Ramon Espinosa
Efrain Diaz Figueroa spends the afternoon sitting on a chair next to the remains of the house of his sister destroyed by Hurricane Maria in San Juan, Puerto Rico, on Monday.

Puerto Rican residents in Bridgeport have been meeting with Connecticut’s U.S. senators, sharing their uncertainty about relatives on the island and its future after Hurricane Maria.

Most of Puerto Rico is still without power or access to roads. Only about half the island has potable drinking water.

Alma Maya, Bridgeport’s town clerk and one of the organizers of the city’s Puerto Rican Day Parade, just got back from a trip to Puerto Rico this week. “My mother didn’t have water or electricity so I decided to go get her. But people of her age don’t want to come. They feel they’re abandoning their country.”

7.5 percent of Connecticut residents are Puerto Rican – a bigger share of the population than in any other state.
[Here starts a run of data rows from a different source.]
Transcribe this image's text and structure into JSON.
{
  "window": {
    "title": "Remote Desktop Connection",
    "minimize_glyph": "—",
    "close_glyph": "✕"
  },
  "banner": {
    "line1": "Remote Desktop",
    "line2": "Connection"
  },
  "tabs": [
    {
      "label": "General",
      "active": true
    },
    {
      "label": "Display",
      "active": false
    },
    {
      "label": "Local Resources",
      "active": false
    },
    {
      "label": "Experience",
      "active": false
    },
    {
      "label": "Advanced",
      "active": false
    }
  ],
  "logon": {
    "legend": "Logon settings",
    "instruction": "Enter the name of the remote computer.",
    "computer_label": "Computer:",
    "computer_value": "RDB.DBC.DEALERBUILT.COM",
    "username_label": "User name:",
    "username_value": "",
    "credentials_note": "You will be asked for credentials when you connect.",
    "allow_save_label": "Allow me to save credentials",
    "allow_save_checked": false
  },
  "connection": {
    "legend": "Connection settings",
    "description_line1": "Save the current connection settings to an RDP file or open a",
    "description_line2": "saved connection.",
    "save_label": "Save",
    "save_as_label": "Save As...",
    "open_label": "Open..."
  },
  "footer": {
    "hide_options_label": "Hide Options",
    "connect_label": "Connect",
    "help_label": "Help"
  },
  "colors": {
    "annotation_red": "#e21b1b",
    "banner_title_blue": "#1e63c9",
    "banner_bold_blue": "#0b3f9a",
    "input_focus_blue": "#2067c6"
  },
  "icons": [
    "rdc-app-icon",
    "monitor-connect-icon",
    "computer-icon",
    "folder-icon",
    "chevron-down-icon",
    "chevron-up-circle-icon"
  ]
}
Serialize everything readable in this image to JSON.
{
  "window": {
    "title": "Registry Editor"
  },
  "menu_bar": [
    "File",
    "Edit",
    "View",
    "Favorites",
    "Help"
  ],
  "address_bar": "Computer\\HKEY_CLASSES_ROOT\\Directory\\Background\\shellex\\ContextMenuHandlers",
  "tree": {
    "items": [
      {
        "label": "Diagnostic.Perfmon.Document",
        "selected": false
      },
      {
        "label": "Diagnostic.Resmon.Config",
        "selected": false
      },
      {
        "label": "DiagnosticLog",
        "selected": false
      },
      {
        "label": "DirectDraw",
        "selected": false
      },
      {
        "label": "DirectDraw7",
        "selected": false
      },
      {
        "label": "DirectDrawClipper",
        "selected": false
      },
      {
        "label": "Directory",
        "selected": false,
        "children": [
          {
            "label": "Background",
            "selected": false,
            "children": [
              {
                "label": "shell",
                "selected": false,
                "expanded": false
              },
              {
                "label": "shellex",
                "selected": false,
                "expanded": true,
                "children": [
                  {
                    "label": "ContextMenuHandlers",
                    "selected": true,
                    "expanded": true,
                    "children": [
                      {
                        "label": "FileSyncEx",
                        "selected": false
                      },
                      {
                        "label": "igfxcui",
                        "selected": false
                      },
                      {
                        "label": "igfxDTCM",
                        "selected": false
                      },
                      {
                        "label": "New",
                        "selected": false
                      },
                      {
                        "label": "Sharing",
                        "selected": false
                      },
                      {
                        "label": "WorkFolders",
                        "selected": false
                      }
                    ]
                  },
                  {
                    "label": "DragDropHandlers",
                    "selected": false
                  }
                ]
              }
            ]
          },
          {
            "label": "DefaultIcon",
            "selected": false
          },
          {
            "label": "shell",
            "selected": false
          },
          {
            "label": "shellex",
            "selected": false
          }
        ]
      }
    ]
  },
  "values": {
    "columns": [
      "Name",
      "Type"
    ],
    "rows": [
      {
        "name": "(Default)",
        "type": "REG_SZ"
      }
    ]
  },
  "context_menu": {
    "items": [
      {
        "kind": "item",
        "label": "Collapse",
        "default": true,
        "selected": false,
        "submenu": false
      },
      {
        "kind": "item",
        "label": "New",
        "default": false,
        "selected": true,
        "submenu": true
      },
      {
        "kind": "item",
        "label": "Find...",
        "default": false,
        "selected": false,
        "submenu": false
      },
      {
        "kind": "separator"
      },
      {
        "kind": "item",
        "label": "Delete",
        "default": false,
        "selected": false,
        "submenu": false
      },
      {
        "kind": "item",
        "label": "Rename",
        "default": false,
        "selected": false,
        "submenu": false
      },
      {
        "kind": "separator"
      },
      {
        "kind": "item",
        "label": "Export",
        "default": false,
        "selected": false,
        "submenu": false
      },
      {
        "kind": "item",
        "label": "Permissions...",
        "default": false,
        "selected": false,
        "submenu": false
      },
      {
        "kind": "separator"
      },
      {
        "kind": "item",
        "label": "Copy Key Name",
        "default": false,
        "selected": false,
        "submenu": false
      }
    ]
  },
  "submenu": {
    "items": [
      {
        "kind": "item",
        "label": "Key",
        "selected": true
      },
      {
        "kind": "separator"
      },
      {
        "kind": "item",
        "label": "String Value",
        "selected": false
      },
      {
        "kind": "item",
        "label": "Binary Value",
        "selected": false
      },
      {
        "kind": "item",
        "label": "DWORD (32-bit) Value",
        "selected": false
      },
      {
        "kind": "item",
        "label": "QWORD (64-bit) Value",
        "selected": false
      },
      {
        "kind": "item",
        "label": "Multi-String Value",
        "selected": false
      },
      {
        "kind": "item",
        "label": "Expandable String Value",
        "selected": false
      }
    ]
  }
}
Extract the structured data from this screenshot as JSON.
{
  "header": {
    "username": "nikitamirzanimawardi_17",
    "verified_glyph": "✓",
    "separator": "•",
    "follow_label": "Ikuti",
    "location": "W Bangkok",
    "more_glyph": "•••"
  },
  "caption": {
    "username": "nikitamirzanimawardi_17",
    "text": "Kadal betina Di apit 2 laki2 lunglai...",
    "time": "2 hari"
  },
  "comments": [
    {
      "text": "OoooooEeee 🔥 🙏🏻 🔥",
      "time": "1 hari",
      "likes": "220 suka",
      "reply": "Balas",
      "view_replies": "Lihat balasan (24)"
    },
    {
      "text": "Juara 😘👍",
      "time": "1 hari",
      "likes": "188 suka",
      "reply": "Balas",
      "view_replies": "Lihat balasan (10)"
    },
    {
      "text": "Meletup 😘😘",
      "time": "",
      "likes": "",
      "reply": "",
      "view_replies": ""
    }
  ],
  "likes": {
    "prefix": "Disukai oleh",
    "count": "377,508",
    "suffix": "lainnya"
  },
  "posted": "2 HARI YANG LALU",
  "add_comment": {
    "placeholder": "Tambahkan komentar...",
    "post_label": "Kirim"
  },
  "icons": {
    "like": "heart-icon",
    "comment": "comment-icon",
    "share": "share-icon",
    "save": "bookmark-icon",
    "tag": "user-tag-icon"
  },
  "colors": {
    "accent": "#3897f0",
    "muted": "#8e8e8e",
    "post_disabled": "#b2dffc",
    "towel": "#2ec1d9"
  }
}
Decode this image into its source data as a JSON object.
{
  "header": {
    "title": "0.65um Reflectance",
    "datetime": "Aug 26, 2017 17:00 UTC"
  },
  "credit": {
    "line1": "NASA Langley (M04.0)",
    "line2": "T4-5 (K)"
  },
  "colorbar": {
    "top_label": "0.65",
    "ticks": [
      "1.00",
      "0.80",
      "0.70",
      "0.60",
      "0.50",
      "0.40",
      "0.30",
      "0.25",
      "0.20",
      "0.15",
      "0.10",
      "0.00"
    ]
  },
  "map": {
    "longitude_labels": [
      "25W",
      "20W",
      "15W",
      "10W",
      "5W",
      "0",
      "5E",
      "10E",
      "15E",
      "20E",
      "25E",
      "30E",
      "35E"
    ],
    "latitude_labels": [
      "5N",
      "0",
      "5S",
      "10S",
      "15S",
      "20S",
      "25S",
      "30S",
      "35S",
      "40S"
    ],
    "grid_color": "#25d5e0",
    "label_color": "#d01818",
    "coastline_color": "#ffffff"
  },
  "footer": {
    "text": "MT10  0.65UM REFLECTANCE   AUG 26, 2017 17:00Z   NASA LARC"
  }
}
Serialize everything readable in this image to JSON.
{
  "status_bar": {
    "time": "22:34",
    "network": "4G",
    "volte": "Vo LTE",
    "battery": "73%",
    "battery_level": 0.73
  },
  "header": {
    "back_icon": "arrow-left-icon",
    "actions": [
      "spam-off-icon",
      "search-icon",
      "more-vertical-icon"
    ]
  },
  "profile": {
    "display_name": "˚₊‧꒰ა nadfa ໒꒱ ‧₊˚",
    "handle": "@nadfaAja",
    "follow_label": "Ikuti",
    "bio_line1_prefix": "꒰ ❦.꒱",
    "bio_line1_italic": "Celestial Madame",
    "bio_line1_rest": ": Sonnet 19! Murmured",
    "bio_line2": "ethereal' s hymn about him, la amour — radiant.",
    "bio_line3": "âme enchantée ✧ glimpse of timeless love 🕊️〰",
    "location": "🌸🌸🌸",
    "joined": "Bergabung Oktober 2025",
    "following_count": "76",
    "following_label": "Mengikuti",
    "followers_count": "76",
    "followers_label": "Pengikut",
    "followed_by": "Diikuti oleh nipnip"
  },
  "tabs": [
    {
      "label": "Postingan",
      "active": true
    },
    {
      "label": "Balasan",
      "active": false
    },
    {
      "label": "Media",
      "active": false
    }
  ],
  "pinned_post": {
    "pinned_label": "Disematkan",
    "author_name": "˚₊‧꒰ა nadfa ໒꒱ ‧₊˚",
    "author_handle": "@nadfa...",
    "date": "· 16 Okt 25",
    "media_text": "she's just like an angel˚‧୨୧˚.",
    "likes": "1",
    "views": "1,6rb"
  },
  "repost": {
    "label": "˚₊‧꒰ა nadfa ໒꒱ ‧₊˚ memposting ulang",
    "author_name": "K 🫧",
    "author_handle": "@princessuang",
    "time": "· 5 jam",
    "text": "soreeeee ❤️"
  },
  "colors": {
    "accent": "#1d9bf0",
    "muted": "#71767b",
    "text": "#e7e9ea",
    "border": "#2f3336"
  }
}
After the hurricane, the state issued guidance to schools to help them integrate Puerto Rican students and make sure they have access to immediate school and services.

Senator Chris Murphy said the state’s Puerto Rican population is one of its biggest assets. “It’s the life and the breath of this state, and it’s right that we be on the forefront of the response, it’s right that we open our doors.”

Murphy criticized what he called years of financial neglect of Puerto Rico by the federal government that led the island to bankruptcy last year.

“And so nobody should be surprised that when this storm hit, it knocked out an electric grid that we would never accept in any of the 50 states in this country, that it put a health care system on its back that had been underfinanced for decades by the federal government.”

On Twitter, Donald Trump has blamed the territory itself for its fiscal crisis and suggested that federal relief efforts shouldn’t continue indefinitely. Vice President Mike Pence, who visited the island last week, said the federal government will support Puerto Rico until it recovers. 

Davis Dunavin loves telling stories, whether on the radio or around the campfire. He started in Missouri and ended up in Connecticut, which, he'd like to point out, is the same geographic trajectory taken by Mark Twain.